To Kristen: I am guessing that the heat loss from so called black body radiation cooling (sunday nite/monday morning were clear) is greater than convention heat transfer from air to the road surface.

I am now seeing (this is about 7 PM Monday night) the same thing happening. The concrete patio at my house is staring to freeze. The air is not yet freezing. It is crystal clear (bright, crisp moon).

Perhaps if there is a physicsist in the group, they could explain the relationships between black body radiation heat transfer and convection heat transfer.

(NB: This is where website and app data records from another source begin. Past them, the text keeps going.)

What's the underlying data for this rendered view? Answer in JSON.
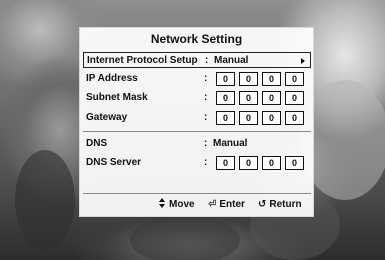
{
  "dialog": {
    "title": "Network Setting",
    "rows": [
      {
        "label": "Internet Protocol Setup",
        "colon": ":",
        "value": "Manual"
      },
      {
        "label": "IP Address",
        "colon": ":",
        "octets": [
          "0",
          "0",
          "0",
          "0"
        ]
      },
      {
        "label": "Subnet Mask",
        "colon": ":",
        "octets": [
          "0",
          "0",
          "0",
          "0"
        ]
      },
      {
        "label": "Gateway",
        "colon": ":",
        "octets": [
          "0",
          "0",
          "0",
          "0"
        ]
      },
      {
        "label": "DNS",
        "colon": ":",
        "value": "Manual"
      },
      {
        "label": "DNS Server",
        "colon": ":",
        "octets": [
          "0",
          "0",
          "0",
          "0"
        ]
      }
    ]
  },
  "footer": {
    "move": {
      "icon": "up-down-arrows-icon",
      "label": "Move"
    },
    "enter": {
      "icon": "enter-icon",
      "glyph": "⏎",
      "label": "Enter"
    },
    "return": {
      "icon": "return-icon",
      "glyph": "↺",
      "label": "Return"
    }
  }
}
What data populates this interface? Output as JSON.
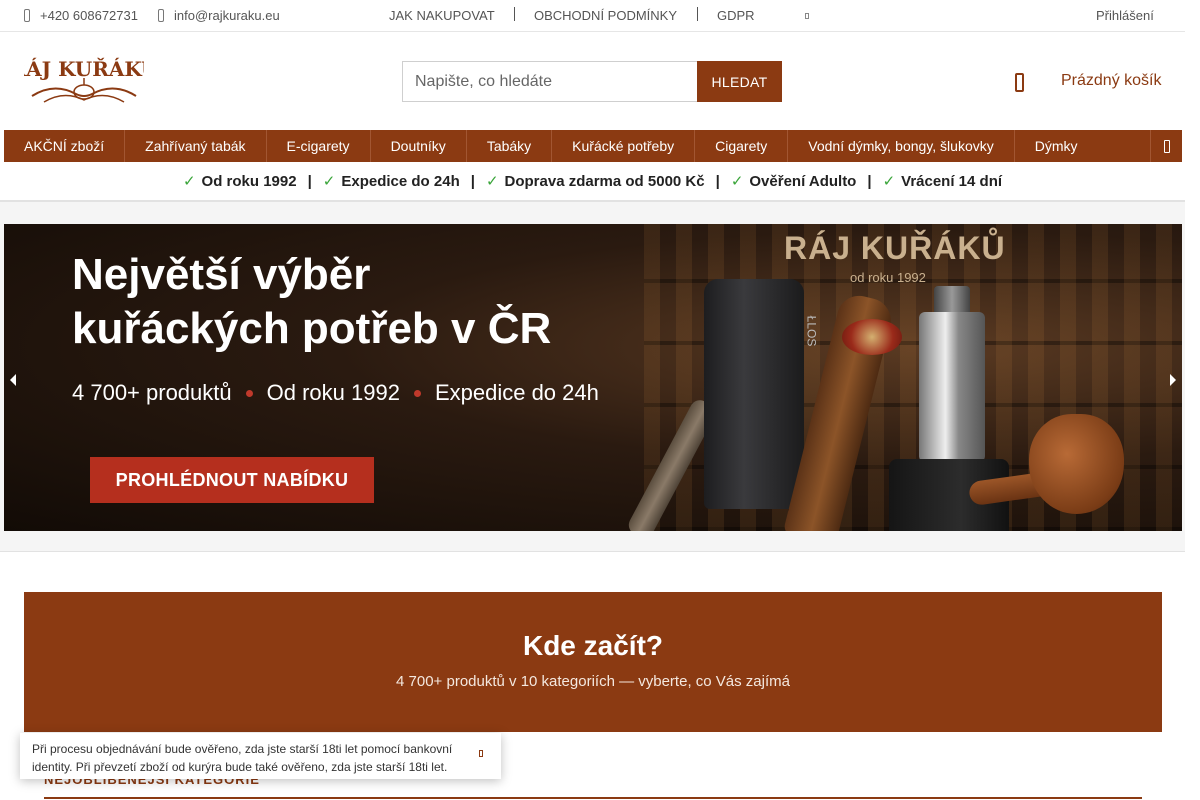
{
  "topbar": {
    "phone": "+420 608672731",
    "email": "info@rajkuraku.eu",
    "links": [
      "JAK NAKUPOVAT",
      "OBCHODNÍ PODMÍNKY",
      "GDPR"
    ],
    "login": "Přihlášení"
  },
  "logo": {
    "text": "RÁJ KUŘÁKŮ"
  },
  "search": {
    "placeholder": "Napište, co hledáte",
    "button": "HLEDAT"
  },
  "cart": {
    "label": "Prázdný košík"
  },
  "nav": {
    "items": [
      "AKČNÍ zboží",
      "Zahřívaný tabák",
      "E-cigarety",
      "Doutníky",
      "Tabáky",
      "Kuřácké potřeby",
      "Cigarety",
      "Vodní dýmky, bongy, šlukovky",
      "Dýmky"
    ]
  },
  "benefits": [
    "Od roku 1992",
    "Expedice do 24h",
    "Doprava zdarma od 5000 Kč",
    "Ověření Adulto",
    "Vrácení 14 dní"
  ],
  "banner": {
    "brand": "RÁJ KUŘÁKŮ",
    "since": "od roku 1992",
    "title_line1": "Největší výběr",
    "title_line2": "kuřáckých potřeb v ČR",
    "sub": [
      "4 700+ produktů",
      "Od roku 1992",
      "Expedice do 24h"
    ],
    "cta": "PROHLÉDNOUT NABÍDKU",
    "device_label": "ŁLOS"
  },
  "start": {
    "title": "Kde začít?",
    "subtitle": "4 700+ produktů v 10 kategoriích — vyberte, co Vás zajímá"
  },
  "section": {
    "title": "NEJOBLÍBENĚJŠÍ KATEGORIE"
  },
  "notice": {
    "text": "Při procesu objednávání bude ověřeno, zda jste starší 18ti let pomocí bankovní identity. Při převzetí zboží od kurýra bude také ověřeno, zda jste starší 18ti let."
  },
  "colors": {
    "brand": "#8b3a12",
    "check": "#3aa53a",
    "cta": "#b52f1e"
  }
}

Surely there have got to be computer modeling available that can provide some of the answers.

I am guessing if you put a piece of black painted metal outside during a dead still crystal clear night and the temperature is at 33 degrees, would the metal be the same temperature or would it be clearer because of radiation?

To folks here in Bellingham, I am curious, is there an atmospheric sciences group at WWU

LewisLucanBooks said...

Langley Radar is broken? I want names! I want heads to roll! :-)

Sorry. The cabin fever is getting to me. I make two little local trips, per week, and it looks like the snow / freezing temps are going to screw my piddly little trips up. Between the cold snap and a frozen pipe (no water for 4 days), one gets a tad cranky. Lew

Collin Young said...

Snowed a decent amount on December 8th 2016

sunsnow12 said...

Sulla said - "Look at snowfall averages at SeaTac, cut them in 1/2 and you'll still get more snow than we have had for what...5 Winters now? No sign of it ending either."

The NWS average snowfall is 5.9" at seatac. (Link - http://www.seattleweatherblog.com/snow-stats/) And btw, this is the correct NWS number, not some of the inflated numbers floating around out there.

So cut that in half and you get 2.95". We are currently at 4.0" for this year alone at seatac, and the winter isn't half over. We had 4" in 2014 as well.

I don't get statements like this. Cliff has explained it a number of times and yes, based on our geography and location it is that "hard" to get snow here. Has been for a long time - with a few years (49-50 and 68-69) huge exceptions. But those are the exceptions. Not the years when we get 4", and this one isn't over.

Tuna said...

Went Snowboarding at Snoqualmie Central last night. Very clear evening with clam winds. Lots of fog moving in and out of the base of the ski area. When passing through the fog, it felt noticeably colder on the face. Later realized the fog was creating a thin layer of ice on my snowboard. Later, on our way home through Issaquah, we noticed a thin layer of ice on many roadways.

Kristen Ridl said...

Thanks, John. I will look into acquiring a soil temperature sensor for my weather station.

Mark MacIntyre said...

Clam winds can no doubt be attributed to the late, great Ivar Haglund!!!😉